This paper examines the underpricing of IPOs in the Chinese A-share market during the period 1992-2006. Since its inception, the Chinese IPO market has transformed from a tightly-controlled system to a more market-oriented system. Reforms include the abolishment of listing quotas and fixed issue price determination; allowing for more market participation in IPO pricing. The regulatory changes of Chinese IPO market, though improving over time, actually are not monotonic. The regulatory framework started from over-restrictive to over-unrestrictive, then fine-tuned with additional restrictions. This study documents the regulatory reforms during the sample period and investigates how these regulatory changes affect IPO underpricing in China. During this period, we find that Chinese IPOs exhibit a huge underpricing. The size of the underpricing, however, decreases over the sample period. This study further finds that the IPO pricing method before the regulatory changes, which was based on a fixed P/E ratio pre-determined by the regulators, contributed significantly to the IPO underpricing in China. After adopting a series of regulatory reforms allowing underwriters discretion in the determination of issue price, this regulatory underpricing component vanishes.
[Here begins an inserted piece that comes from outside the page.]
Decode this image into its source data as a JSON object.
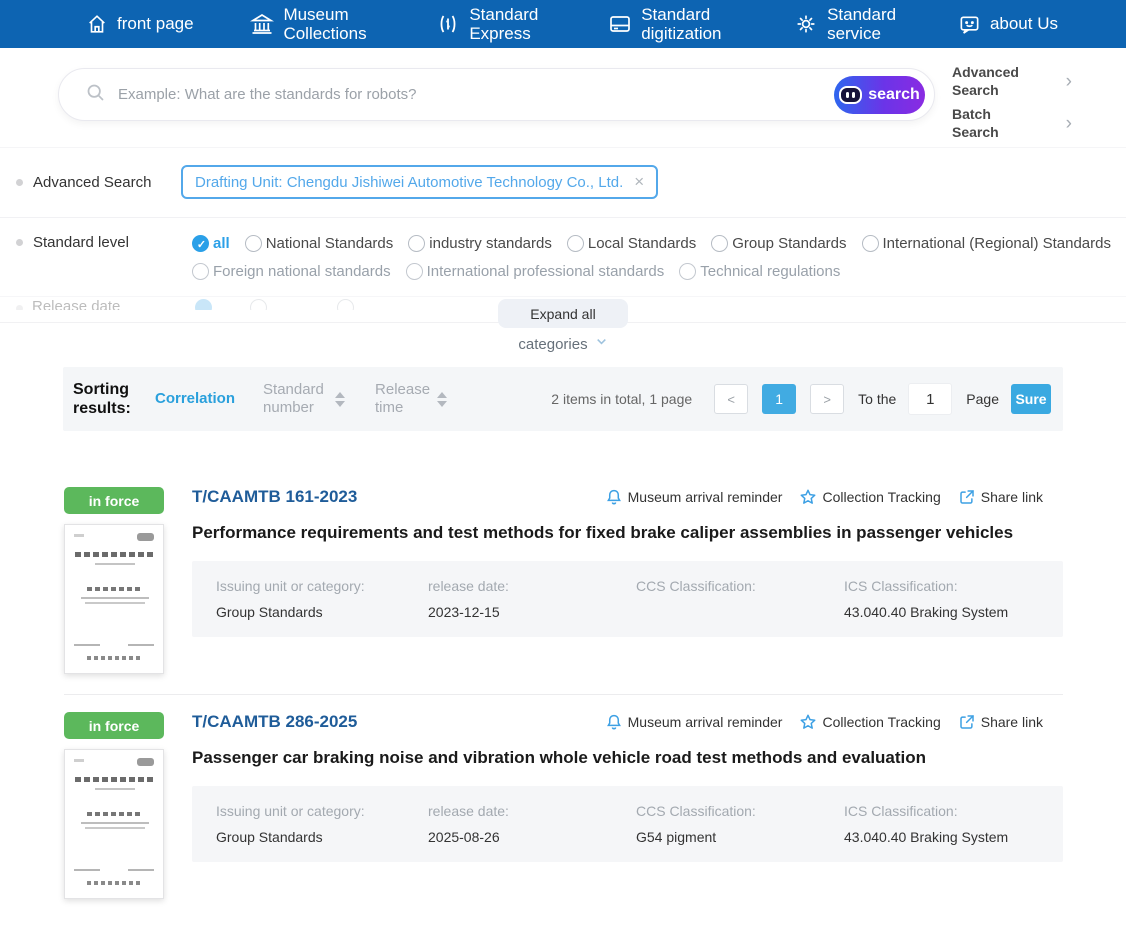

This study has policy implications in demonstrating the impacts of regulatory frameworks on IPO underpricing.
|Number of pages||11|
|Journal||China Economic Review|
|Publication status||Published - Dec 2009|
Scopus Subject Areas
- Economics and Econometrics
- Regulatory change